Notes on Exam Strategies from the CAS Exam Committee

by Future Fellows

For CAS candidates taking the at times seemingly endless journey through the exams, there is fortunately no shortage of assistance. Textbooks, commercial study guides, practice questions and exams, and Examiner's Reports all help candidates master the material they need to reach the FCAS designation. But there is one resource that you don't often hear from – exam writers. Although you rarely communicate with them directly, there's an army of volunteers who work year-round to create your exams. And while we can't give you an advanced copy of the next exam, there are a few tips we can offer to help you on your voyage.
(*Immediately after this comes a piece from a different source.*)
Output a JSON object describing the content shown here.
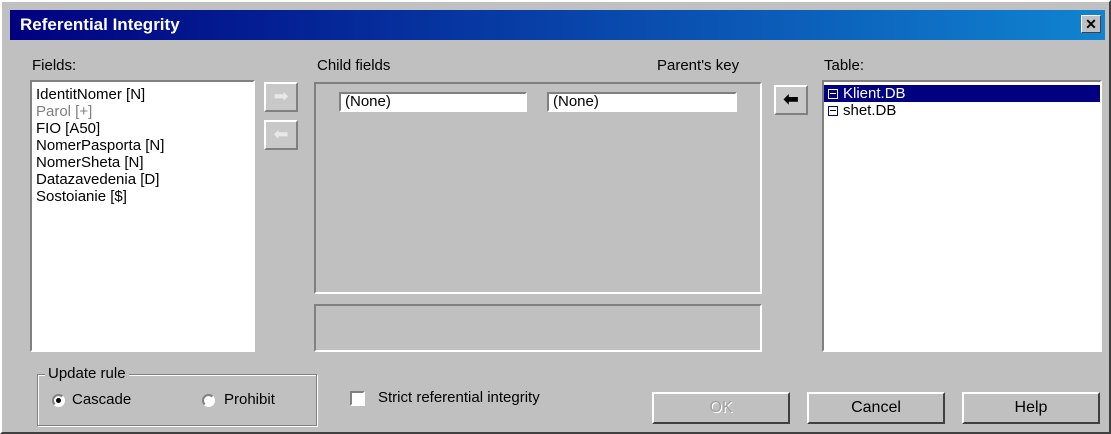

Read the Syllabus Texts. Commercial study guides are abundant and popular aids for candidates of CAS exams, but they're just that — aids. They are a supplement to source material, not a replacement. CAS exam writers do not make use of these myriad guides; they rely exclusively on the syllabus texts when writing questions. And while study guides may try to anticipate how the source material will be covered on exams, if at all, this is at best an educated guess. To ensure adequate preparation for the exams, we strongly recommend reading all of the syllabus texts directly. Read Exam Questions Carefully. The committee does not go out of its way to make questions intentionally tricky or misleading to candidates. Riddles can be fun, but not when your career is at stake. But this doesn't mean that all questions will be straightforward and require rote regurgitation of facts. To test deep understanding of the material, some questions may be more challenging than they appear at first glance — and the question will not always directly bring that to your attention. The 15-minute reading period at the beginning of each exam is useful for finding these potentially complex or unusually tough problems. Read through each item carefully and make sure you understand exactly what the question is asking. And if you don't understand, read it again.

Don't Reinterpret the Questions. In the Spring 2018 sitting, some candidate challenges alluded to reinterpretations of questions. This, frankly, caught us off guard. All of the exams go through many rounds of reviews and edits before being printed. Despite this, mistakes do happen occasionally. However, even if you think it is painfully obvious that something is wrong in the problem, do not assume that we made an error and try to answer what you think we intended. If there is a typo that results in a nonsensical answer, even if it's not what we intended, we will always at least accept a response consistent with the literal reading of the question. On the constructed response exam questions, candidates are also welcome to state their assumptions if they think the item is unclear. Graders will consider these assumptions, though simply stating them is no guarantee that they will be accepted as valid. Either way, we encourage candidates to let us know following the exam if they think there's an issue with a question. We will do our best to solve the issue judiciously and fairly. Caution: Do not assume that you know what we "meant" and solve that reinterpreted problem without writing an assumption, and then only tell us later.

Support Your Challenges. If a candidate believes that an exam question was flawed, we want to hear about it. The most effective way to write a challenge is to first succinctly and clearly state what you believe the issue to be, and second provide any supporting documentation you can. Ideally this will be a specific reference in the syllabus texts that supports your point, but any sort of documentation will be helpful. We consider every challenge fairly and thoroughly, and we want nothing but the most just outcome for everyone.

Be Patient With Us. The CAS exams are created by hard-working volunteers. We donate our time to this effort because we're proud of the CAS and the opportunities that it has given us professionally. Our goal is always to make the best and most relevant set of credentialing exams that we can, and we're constantly striving to improve the process. At times, the candidates may view the process as frustrating, confusing or dysfunctional, but we assure you that we're doing everything we can to make this as painless as possible in the long run. We hope that you all will someday be in a similar position, as credentialed actuaries, to pass along your appreciation of our organization by volunteering for one of many great committees too.